It is easy to see for the experienced occultist the hint of the hidden but obvious affliction of the Magus in this world. Mercury is of course the Great Magus, the patron of Alchemy himself, his symbol is of the rooster and the dolphin (via his child by Aphrodite, Eros), two animals intimately linked with Abraxas and Logos, those two great Heavenly Yang principles. While not entirely a match, the affair between Hermes the intelligence of Orange Hod and Venus, Green Netzach arranged by Zeus, Blue Chesed is interesting in comparison to the Vedic planetary myth.
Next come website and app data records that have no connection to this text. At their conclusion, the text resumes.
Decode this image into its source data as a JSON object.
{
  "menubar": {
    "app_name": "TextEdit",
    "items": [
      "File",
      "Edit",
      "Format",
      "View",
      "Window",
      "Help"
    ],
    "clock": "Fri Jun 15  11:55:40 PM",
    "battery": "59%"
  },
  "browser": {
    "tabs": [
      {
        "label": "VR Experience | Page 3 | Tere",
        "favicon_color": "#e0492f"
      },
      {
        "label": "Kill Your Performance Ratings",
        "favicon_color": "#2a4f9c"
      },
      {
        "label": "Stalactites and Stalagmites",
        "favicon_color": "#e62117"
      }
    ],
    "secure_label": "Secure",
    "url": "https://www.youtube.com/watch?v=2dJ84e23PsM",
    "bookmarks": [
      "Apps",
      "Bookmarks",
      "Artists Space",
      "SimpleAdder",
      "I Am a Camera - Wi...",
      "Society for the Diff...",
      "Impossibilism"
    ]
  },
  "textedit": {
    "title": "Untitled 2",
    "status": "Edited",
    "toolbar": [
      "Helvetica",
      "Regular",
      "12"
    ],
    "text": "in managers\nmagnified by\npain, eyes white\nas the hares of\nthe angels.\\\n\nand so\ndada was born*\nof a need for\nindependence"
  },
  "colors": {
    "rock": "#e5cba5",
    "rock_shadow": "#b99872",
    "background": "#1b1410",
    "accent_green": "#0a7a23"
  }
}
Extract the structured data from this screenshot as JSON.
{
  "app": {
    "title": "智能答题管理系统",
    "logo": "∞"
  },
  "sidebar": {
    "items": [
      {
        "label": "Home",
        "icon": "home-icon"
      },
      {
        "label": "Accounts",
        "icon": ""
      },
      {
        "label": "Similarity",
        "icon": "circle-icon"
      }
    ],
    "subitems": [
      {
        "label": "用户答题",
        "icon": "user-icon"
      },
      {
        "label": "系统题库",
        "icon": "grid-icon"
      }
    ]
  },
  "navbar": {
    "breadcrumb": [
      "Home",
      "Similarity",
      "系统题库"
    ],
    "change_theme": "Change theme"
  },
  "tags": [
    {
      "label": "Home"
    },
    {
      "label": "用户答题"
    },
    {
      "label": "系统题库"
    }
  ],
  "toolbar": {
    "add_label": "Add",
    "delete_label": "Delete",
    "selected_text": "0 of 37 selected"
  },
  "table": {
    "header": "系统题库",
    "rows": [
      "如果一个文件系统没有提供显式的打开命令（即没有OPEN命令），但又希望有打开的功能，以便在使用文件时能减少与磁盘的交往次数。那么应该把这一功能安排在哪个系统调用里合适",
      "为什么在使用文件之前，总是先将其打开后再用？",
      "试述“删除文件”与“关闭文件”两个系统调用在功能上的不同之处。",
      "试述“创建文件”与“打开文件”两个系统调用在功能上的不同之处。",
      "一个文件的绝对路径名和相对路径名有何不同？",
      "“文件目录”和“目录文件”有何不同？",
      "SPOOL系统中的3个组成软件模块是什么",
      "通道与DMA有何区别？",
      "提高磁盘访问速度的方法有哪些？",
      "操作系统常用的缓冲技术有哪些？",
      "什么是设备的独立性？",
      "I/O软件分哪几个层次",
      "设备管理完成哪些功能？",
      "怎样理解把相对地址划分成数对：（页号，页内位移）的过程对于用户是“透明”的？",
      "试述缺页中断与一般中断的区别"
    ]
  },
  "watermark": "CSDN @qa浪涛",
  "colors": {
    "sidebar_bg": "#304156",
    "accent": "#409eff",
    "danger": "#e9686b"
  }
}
“Mercurius [Hermes] stirred by Venus’s [Aphrodite’s] beauty, fell in love with her, and when she permitted no favours, became greatly downcast, as if in disgrace. Jove [Zeus] pitied him, and when Venus [Aphrodite] was bathing in the river Achelous he sent and eagle to take her sandal to Amythaonia of the Egyptians and give it to Mercurius [Hermes]. Venus [Aphrodite], in seeking for it, came to him who loved her, and so he, on attaining his desire, as a reward put the eagle in the sky [as the constellation Aquilla].”
Pseudo-Hyginus, Astronomica 2. 16 (trans. Grant) (Roman mythographer C 2nd A.D.) retrieved 2/9/2016 <http://www.theoi.com/Olympios/HermesLoves.html#Aphrodite>
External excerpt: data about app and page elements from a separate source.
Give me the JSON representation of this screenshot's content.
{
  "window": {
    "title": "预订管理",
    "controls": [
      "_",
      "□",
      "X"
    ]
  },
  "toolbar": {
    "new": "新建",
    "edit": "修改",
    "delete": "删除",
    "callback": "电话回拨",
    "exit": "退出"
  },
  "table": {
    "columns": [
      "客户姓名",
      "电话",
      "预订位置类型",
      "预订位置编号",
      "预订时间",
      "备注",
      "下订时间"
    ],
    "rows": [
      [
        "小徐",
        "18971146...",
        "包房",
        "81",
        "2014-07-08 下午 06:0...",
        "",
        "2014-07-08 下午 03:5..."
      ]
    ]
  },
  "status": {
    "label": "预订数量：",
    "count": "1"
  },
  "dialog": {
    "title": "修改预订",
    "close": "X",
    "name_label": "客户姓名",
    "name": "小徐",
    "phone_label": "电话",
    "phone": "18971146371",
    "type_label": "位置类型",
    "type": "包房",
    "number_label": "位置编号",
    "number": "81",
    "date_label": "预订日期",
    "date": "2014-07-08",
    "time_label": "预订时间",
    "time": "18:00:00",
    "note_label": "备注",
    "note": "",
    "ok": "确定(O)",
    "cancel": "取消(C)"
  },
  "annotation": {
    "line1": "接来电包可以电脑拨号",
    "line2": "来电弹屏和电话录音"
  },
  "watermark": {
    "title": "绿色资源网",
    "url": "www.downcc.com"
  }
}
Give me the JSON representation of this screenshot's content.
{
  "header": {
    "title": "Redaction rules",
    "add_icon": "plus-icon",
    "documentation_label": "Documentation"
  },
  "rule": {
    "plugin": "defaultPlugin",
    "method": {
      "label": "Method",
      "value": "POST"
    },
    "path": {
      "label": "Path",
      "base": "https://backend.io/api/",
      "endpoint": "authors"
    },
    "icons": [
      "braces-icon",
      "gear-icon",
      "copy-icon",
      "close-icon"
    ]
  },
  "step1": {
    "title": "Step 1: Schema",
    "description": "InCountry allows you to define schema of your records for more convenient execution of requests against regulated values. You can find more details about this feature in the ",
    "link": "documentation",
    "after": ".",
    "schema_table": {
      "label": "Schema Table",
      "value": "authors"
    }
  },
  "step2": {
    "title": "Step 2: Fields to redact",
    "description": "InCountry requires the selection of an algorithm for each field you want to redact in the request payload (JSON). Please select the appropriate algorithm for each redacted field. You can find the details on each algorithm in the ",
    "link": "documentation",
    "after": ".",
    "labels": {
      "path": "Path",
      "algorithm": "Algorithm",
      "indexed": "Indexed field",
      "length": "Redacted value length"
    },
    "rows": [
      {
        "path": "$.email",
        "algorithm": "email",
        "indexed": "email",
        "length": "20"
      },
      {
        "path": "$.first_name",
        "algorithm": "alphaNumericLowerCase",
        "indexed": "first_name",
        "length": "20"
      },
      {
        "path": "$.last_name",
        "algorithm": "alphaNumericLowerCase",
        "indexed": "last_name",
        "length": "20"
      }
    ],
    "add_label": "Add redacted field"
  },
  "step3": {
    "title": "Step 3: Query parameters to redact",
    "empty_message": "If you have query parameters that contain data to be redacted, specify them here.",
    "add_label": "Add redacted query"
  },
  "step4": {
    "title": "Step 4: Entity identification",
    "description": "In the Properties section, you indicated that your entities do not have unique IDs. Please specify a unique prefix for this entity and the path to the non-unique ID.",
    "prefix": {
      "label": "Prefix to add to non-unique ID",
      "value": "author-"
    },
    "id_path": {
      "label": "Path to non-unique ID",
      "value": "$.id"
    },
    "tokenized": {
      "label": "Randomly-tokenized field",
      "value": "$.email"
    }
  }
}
Various people have attempted to reason around the problem, to grapple with the hows and whys of it, but I, someone who has wanted to be an occultist all of my life and who was raised in the tradition of a globally aware Magus, have known a great deal of well travelled and educated Mages, none of them exceed both in wealth and knowledge and wisdom. Aleister Crowley himself is a great example of someone well-heeled and funded who worked very hard all of his life and fell to the curse.
In 2009 m1thr0s explained his theory that it had something to do with Jupiter, not just from the physical manifestation in his own life but from performing readings, scrying the worlds and so on. I didn’t agree that it was universal, but he didn’t either. Was it possible that there were unwritten rules we could never be consciously aware of until encountering them, and which could not be proven? The only thing that could easily explain it is the Computer Program Universe theory, which is both attractive and horrifying, if not merely cheap and easy.
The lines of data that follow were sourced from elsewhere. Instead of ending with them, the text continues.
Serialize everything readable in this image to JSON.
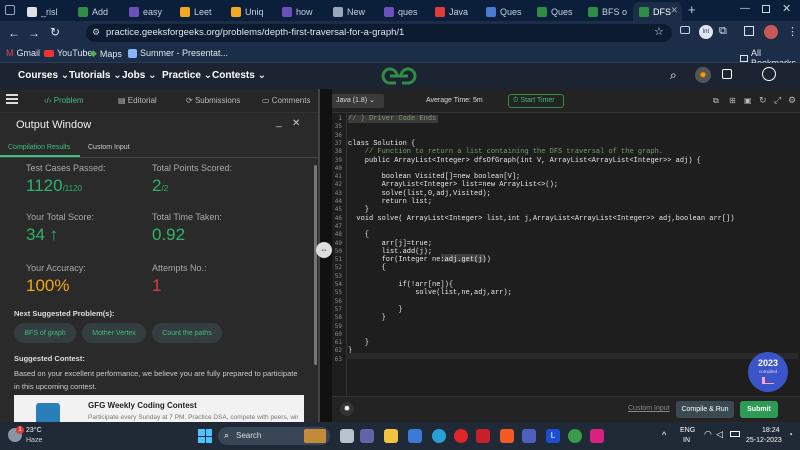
{
  "browser": {
    "tabs": [
      {
        "label": "_risl",
        "color": "#e0e0e0"
      },
      {
        "label": "Add",
        "color": "#2f8d46"
      },
      {
        "label": "easy",
        "color": "#6b4fbb"
      },
      {
        "label": "Leet",
        "color": "#f5a623"
      },
      {
        "label": "Uniq",
        "color": "#f5a623"
      },
      {
        "label": "how",
        "color": "#6b4fbb"
      },
      {
        "label": "New",
        "color": "#9aa6b8"
      },
      {
        "label": "ques",
        "color": "#6b4fbb"
      },
      {
        "label": "Java",
        "color": "#e03a3a"
      },
      {
        "label": "Ques",
        "color": "#4a7bd0"
      },
      {
        "label": "Ques",
        "color": "#2f8d46"
      },
      {
        "label": "BFS o",
        "color": "#2f8d46"
      },
      {
        "label": "DFS",
        "color": "#2f8d46"
      }
    ],
    "url": "practice.geeksforgeeks.org/problems/depth-first-traversal-for-a-graph/1",
    "bookmarks": [
      "Gmail",
      "YouTube",
      "Maps",
      "Summer - Presentat..."
    ],
    "all_bookmarks": "All Bookmarks"
  },
  "gfg_nav": {
    "items": [
      "Courses",
      "Tutorials",
      "Jobs",
      "Practice",
      "Contests"
    ]
  },
  "left": {
    "tabs": [
      "Problem",
      "Editorial",
      "Submissions",
      "Comments"
    ],
    "output_title": "Output Window",
    "subtabs": [
      "Compilation Results",
      "Custom Input"
    ],
    "test_cases_label": "Test Cases Passed:",
    "test_cases_value": "1120",
    "test_cases_total": "/1120",
    "points_label": "Total Points Scored:",
    "points_value": "2",
    "points_total": "/2",
    "score_label": "Your Total Score:",
    "score_value": "34",
    "time_label": "Total Time Taken:",
    "time_value": "0.92",
    "accuracy_label": "Your Accuracy:",
    "accuracy_value": "100%",
    "attempts_label": "Attempts No.:",
    "attempts_value": "1",
    "next_label": "Next Suggested Problem(s):",
    "next_problems": [
      "BFS of graph",
      "Mother Vertex",
      "Count the paths"
    ],
    "contest_label": "Suggested Contest:",
    "contest_text": "Based on your excellent performance, we believe you are fully prepared to participate in this upcoming contest.",
    "contest_title": "GFG Weekly Coding Contest",
    "contest_desc": "Participate every Sunday at 7 PM. Practice DSA, compete with peers, win"
  },
  "editor": {
    "language": "Java (1.8)",
    "avg_time": "Average Time: 5m",
    "start_timer": "Start Timer",
    "lines": [
      {
        "n": "1",
        "code": "// } Driver Code Ends",
        "c": "#7a9a6a"
      },
      {
        "n": "35",
        "code": "",
        "c": "#e8e8e8"
      },
      {
        "n": "36",
        "code": "",
        "c": "#e8e8e8"
      },
      {
        "n": "37",
        "code": "class Solution {",
        "c": "#e8e8e8"
      },
      {
        "n": "38",
        "code": "    // Function to return a list containing the DFS traversal of the graph.",
        "c": "#7a9a6a"
      },
      {
        "n": "39",
        "code": "    public ArrayList<Integer> dfsOfGraph(int V, ArrayList<ArrayList<Integer>> adj) {",
        "c": "#e8e8e8"
      },
      {
        "n": "40",
        "code": "",
        "c": "#e8e8e8"
      },
      {
        "n": "41",
        "code": "        boolean Visited[]=new boolean[V];",
        "c": "#e8e8e8"
      },
      {
        "n": "42",
        "code": "        ArrayList<Integer> list=new ArrayList<>();",
        "c": "#e8e8e8"
      },
      {
        "n": "43",
        "code": "        solve(list,0,adj,Visited);",
        "c": "#e8e8e8"
      },
      {
        "n": "44",
        "code": "        return list;",
        "c": "#e8e8e8"
      },
      {
        "n": "45",
        "code": "    }",
        "c": "#e8e8e8"
      },
      {
        "n": "46",
        "code": "  void solve( ArrayList<Integer> list,int j,ArrayList<ArrayList<Integer>> adj,boolean arr[])",
        "c": "#e8e8e8"
      },
      {
        "n": "47",
        "code": "",
        "c": "#e8e8e8"
      },
      {
        "n": "48",
        "code": "    {",
        "c": "#e8e8e8"
      },
      {
        "n": "49",
        "code": "        arr[j]=true;",
        "c": "#e8e8e8"
      },
      {
        "n": "50",
        "code": "        list.add(j);",
        "c": "#e8e8e8"
      },
      {
        "n": "51",
        "code": "        for(Integer ne:adj.get(j))",
        "c": "#e8e8e8"
      },
      {
        "n": "52",
        "code": "        {",
        "c": "#e8e8e8"
      },
      {
        "n": "53",
        "code": "",
        "c": "#e8e8e8"
      },
      {
        "n": "54",
        "code": "            if(!arr[ne]){",
        "c": "#e8e8e8"
      },
      {
        "n": "55",
        "code": "                solve(list,ne,adj,arr);",
        "c": "#e8e8e8"
      },
      {
        "n": "56",
        "code": "",
        "c": "#e8e8e8"
      },
      {
        "n": "57",
        "code": "            }",
        "c": "#e8e8e8"
      },
      {
        "n": "58",
        "code": "        }",
        "c": "#e8e8e8"
      },
      {
        "n": "59",
        "code": "",
        "c": "#e8e8e8"
      },
      {
        "n": "60",
        "code": "",
        "c": "#e8e8e8"
      },
      {
        "n": "61",
        "code": "    }",
        "c": "#e8e8e8"
      },
      {
        "n": "62",
        "code": "}",
        "c": "#e8e8e8"
      },
      {
        "n": "63",
        "code": "",
        "c": "#e8e8e8"
      }
    ],
    "custom_input": "Custom Input",
    "compile_run": "Compile & Run",
    "submit": "Submit",
    "badge_year": "2023",
    "badge_text": "compiled"
  },
  "taskbar": {
    "weather_temp": "23°C",
    "weather_desc": "Haze",
    "search": "Search",
    "lang": "ENG",
    "region": "IN",
    "time": "18:24",
    "date": "25-12-2023",
    "notif": "1"
  },
  "colors": {
    "accent_green": "#2f8d46",
    "value_green": "#2fb36b",
    "attempts_red": "#e23b3b",
    "submit_green": "#2e9b54"
  }
}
But who knows? Infinity is a long time and there’s all kinds of weird games one might invent along the way to stave off the most deadly threat: boredom. Could we be playing on a two sided game, with the “Gods” or “Higher Selves” on the other side merely partners on our team, and “Demons” on the enemy team? We may never know. But more compelling to me personally is the idea that the universe is examining itself through us, that we are the computing power. Also comforting and sensible is the idea that none of this has ever been done before, which is why it all seems so painful at times. That’s the only kind of evil I can bear to accept: that which is unintentional and non-repeating. At the level of Yin and Yang at their purest most sacred form anyways. Even a vicious and unrelenting sorceress like myself cannot see a point to suffering past Victory. That is the code of Budo.
I have not been fully convinced, but I do think that the TwinStar or Tetraktys of the Decad is the Tao, as it meets all of the qualifications for it. You can ask it yourself, but it tells me that while there are rules to life, it isn’t a game, and it’s as real as anything, no computer simulation. But there are still a great many mysteries humans cannot afford the solutions to yet.